Picture this… it’s already 9pm on deployment night (Friday night of course). You’ve pushed to three environments already and spent at least three hours resolving unit test failures. If all your tests pass this time, you can go home and enjoy a well deserved hot cocoa….
THEN THIS HAPPENS:
Someone else deployed a Validation Rule that is causing almost half your unit tests to fail, effectively ruining your weekend and destroying all your dreams. Has this ever happened to you? Well you’re not alone…
What to do next?
Should you simply Deactivate it?
…No, it’s there for a reason!
Should you use Hierarchical Custom Settings to bypass the Validation Rule?
…Well it turns out because Custom Settings are data, they are not populated in unit tests unless the test specifically populates them, so although great for loading data or excluding certain users in the system, they won’t work for your unit test failures.
Should you specifically reference and exclude Profiles/Users in the Validation Rule?
…This is an option a lot of folks consider, but it can lead to some serious technical debt. What if the Users and Profiles change? What if there is a long list of Users and Profiles that need to be excluded? Ideally you should reference something that’s scalable and reusable.
Should you update all your unit tests to populate the required fields?
No! It’s already 9pm and this needs to be deployed before you can go home and drink that sweet sweet cocoa. Plus you enjoy your sanity and would like to keep it.
Should you use a Custom Permission to bypass the Validation Rule?
Yes! Here’s why…
Custom Permissions let you define access checks that can be assigned to users via permission sets or profiles, similar to how you assign user permissions and other access settings.
- Custom Permissions allow you to keep your validation rules active while still bypassing them under certain circumstances.
- Custom Permissions are metadata, not data, so they do not need to be populated by unit tests to work.
- Custom Permissions only need to be referenced once in the validation rule and can be easily assigned to or removed from both profiles and individual users or special groups of users via permission sets.
- Custom Permissions can be used to bypass a Validation Rule in three simple steps…
How to bypass Validation Rules with Custom Permissions
- Create the Custom Permission
- Add the reference to your validation rule criteria
- Assign to profiles or permission sets
- Deploy successfully, go home, and enjoy a nice hot cocoa. You earned it!
One thought on “Use Custom Permissions To Bypass Validation Rules And Pass Unit Tests”

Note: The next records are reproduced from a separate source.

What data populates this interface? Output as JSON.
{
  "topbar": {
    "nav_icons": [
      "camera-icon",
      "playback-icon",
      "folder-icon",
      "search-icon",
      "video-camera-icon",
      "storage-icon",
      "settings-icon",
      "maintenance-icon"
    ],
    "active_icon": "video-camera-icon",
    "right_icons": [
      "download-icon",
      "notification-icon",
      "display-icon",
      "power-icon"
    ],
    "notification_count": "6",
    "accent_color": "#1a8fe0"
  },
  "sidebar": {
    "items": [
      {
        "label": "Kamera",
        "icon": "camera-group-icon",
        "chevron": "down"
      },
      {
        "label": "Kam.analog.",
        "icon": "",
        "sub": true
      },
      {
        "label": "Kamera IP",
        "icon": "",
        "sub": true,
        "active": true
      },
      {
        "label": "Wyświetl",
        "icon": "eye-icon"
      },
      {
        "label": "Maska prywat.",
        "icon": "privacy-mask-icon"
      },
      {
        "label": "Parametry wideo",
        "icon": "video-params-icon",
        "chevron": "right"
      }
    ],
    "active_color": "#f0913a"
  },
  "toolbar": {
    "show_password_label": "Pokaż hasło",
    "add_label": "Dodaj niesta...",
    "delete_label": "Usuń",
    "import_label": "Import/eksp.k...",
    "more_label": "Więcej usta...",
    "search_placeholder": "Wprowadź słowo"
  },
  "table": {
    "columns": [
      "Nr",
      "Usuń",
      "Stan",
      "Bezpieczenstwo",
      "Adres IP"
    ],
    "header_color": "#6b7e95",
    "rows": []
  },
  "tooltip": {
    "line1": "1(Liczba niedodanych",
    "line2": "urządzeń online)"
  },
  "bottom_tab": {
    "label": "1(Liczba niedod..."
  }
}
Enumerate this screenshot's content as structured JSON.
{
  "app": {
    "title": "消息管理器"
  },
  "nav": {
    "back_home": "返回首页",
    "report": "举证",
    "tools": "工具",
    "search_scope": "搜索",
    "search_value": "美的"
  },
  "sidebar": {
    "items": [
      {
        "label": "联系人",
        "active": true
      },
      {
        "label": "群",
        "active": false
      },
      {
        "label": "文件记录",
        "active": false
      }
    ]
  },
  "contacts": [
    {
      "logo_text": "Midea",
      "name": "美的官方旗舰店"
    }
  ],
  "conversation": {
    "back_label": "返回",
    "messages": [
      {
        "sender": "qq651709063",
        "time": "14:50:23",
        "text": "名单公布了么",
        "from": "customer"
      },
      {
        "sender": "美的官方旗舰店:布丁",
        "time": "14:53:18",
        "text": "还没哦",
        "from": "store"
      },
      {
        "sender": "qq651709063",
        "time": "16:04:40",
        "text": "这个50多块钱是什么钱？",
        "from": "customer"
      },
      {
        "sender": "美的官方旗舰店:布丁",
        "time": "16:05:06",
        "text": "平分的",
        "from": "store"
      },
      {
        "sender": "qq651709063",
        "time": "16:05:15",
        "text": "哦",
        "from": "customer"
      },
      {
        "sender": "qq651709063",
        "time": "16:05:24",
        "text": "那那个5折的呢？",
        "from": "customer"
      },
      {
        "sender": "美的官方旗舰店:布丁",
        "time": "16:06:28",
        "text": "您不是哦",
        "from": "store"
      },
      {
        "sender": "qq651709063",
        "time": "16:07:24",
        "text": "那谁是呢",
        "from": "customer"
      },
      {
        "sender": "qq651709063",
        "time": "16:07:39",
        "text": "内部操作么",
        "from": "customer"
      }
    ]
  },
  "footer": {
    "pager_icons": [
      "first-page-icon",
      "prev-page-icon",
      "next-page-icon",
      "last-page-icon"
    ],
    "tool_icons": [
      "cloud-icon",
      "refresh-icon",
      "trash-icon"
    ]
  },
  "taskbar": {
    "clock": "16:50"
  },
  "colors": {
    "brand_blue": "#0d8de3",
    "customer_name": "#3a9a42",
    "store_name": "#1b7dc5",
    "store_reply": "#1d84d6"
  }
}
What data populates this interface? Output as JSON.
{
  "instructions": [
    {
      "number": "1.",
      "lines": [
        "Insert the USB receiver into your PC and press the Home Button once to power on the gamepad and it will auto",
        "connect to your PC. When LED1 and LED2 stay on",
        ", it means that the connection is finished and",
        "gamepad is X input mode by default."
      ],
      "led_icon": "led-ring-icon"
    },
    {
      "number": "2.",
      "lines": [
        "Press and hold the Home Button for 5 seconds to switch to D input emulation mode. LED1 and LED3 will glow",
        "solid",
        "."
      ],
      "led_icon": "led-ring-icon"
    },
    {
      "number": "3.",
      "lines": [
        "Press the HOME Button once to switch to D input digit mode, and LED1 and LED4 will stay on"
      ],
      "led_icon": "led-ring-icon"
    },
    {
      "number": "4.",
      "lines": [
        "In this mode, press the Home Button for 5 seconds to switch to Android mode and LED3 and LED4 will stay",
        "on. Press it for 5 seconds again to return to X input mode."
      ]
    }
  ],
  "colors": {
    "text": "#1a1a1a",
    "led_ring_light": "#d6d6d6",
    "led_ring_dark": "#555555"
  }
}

I had a contractor we worked with a while back suggest custom settings for validation bypass purposes. Recently, when setting up some custom permissions for something else, I had a suspicion this might be a better option due to validations being off for everyone during the period we turned off the setting, but wasn’t sure if I was maybe not considering a reason not to use them.
This seems to confirm my suspicions for my reason, and a few others. Welp. I’ve got a bunch of validation rules to update haha.